Planning Your Xeric Garden
If you’re ready to start planning out your xeric garden, you’ve come to the right place. You don’t have to completely redo your lawn in order to have a xeriscape — nor is it necessary to live in an arid climate. Xeriscaping can work anywhere and with whatever amount of space you’ve got. Here’s what to keep in mind.
Drought-resistant vs. drought-tolerant plants. These may sound interchangeable, but there’s quite a big difference between drought-resistant plants and drought-tolerant plants. Drought-resistant plants, such as cacti, are able to survive in a near-constant state of drought. Drought-tolerant plants are hardy enough to survive periods of drought, but they do require some water in order to live.
The best location. Consider how you want to use your yard, and don’t get overwhelmed by thinking you need to tear up your whole lawn. Which parts of your lawn are used the least? These areas are prime candidates for growing a few water-wise plants.
Plan water zones. Plan your garden so that the plants are grouped together by how thirsty they are. This reduces maintenance and cuts down on how much water you use.
- Zone One (Oasis Zone): The oasis zone has the most water-dependent plants and requires more maintenance than other zones.
- Zone Two (Transition Zone): The transition zone requires less watering and maintenance than the oasis zone but has more needs than the xeric zone.
- Zone Three (Xeric Zone): The xeric zone requires very little water and maintenance.
Remove the lawn. So you’re planning on converting your entire lawn into a xeriscape? Wonderful! You’ll need to start by replacing the grass with either mulch, rocks, gravel, or a combination of the three. These materials are great for stopping weeds, preventing water evaporation, and reducing overall maintenance.
Choose region-appropriate plants. Part of what makes xeriscaping so environmentally friendly is the use of native plants. Start by finding out which plants are indigenous to your region, then check how drought-resistant those plants are. Native plants require the least care and are sure to thrive in your area.
Irrigation considerations. If you’re just starting out with a xeric garden, you might have to put in a little more effort in the beginning to get your garden going and growing. Many newly planted xerophytes require regular watering for the first few months while they get established in the soil. Consider installing a drip irrigation system, which is an efficient way to get water directly to your desert plants with very little water loss along the way.

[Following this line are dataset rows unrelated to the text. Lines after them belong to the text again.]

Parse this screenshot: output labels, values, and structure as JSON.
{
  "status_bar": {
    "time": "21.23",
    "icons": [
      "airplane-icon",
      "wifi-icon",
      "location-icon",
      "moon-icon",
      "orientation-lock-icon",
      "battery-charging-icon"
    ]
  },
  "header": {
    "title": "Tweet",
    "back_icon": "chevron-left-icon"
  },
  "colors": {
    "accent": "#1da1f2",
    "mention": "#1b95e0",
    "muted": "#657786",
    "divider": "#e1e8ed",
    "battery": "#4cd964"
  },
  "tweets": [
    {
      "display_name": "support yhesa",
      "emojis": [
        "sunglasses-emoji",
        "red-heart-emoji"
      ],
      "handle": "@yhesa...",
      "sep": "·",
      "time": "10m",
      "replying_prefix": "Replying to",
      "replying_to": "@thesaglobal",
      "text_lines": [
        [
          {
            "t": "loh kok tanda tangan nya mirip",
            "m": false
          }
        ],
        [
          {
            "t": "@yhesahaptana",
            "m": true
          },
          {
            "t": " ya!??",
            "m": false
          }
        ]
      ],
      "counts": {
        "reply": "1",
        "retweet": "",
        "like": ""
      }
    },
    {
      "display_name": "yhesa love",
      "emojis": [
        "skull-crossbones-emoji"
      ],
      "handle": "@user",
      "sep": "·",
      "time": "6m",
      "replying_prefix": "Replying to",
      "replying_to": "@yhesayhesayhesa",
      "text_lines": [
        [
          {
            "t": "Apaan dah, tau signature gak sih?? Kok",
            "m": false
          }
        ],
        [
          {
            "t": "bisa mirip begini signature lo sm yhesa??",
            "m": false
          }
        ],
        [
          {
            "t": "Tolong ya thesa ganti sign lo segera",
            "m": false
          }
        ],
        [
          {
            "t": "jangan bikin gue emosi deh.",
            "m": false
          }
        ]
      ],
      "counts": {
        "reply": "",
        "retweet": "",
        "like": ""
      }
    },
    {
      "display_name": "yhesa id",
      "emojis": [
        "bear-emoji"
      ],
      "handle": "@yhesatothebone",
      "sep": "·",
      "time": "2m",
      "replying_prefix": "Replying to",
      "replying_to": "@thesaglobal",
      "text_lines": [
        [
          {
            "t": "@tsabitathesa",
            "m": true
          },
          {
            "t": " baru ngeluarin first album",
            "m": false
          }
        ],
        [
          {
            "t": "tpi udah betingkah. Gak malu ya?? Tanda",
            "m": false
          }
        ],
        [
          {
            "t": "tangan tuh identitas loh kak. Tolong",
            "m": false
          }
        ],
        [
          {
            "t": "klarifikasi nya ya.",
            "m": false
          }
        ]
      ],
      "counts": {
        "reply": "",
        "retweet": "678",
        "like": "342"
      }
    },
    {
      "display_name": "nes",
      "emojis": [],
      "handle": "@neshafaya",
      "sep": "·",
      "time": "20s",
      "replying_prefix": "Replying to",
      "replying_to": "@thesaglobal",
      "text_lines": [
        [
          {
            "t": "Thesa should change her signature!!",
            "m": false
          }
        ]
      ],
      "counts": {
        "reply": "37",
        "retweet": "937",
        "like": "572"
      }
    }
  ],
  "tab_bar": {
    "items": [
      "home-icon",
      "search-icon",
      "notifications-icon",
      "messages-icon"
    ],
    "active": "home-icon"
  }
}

Test your soil. A xeriscaped garden doesn’t need much, but what it does need is good soil. Good soil holds water well, provides nutrients, and has proper aeration that allows water to reach deep roots. If you’re unsure of your soil quality, get it tested before moving forward with your xeriscape garden.
Maintaining Your Xeriscape
Keep your xeriscape garden strong with these maintenance tips:
Mulch, and keep it mulched. Mulch helps retain soil moisture, slow down moisture evaporation, prevent roots from overheating, and stops weeds from growing. Choose an organic mulch like pine straw or pine bark, because they’re good at retaining moisture and provide extra nutrients to your plants.
Mow properly. If you still have grass that needs mowing, never cut more than one-third of it at a time and always leave the clippings on the lawn to return nutrients to the soil and encourage growth.
Weed regularly. Weeds act as little thieves, stealing vital nutrients and water from your plants. Clip them regularly to keep your garden healthy.
Prune each winter. Pruning helps your plants grow. Prune them in the winter while they’re dormant before the weather gets hot again. Be careful not to overdo it, though, as excessive pruning can harm your plants.
If you’re looking for a more sustainable way to garden, consider switching over to the singular beauty of xeriscaping. Give Mother Nature — and yourself — a break by filling your garden with water-wise desert plants that cut down on maintenance and water usage.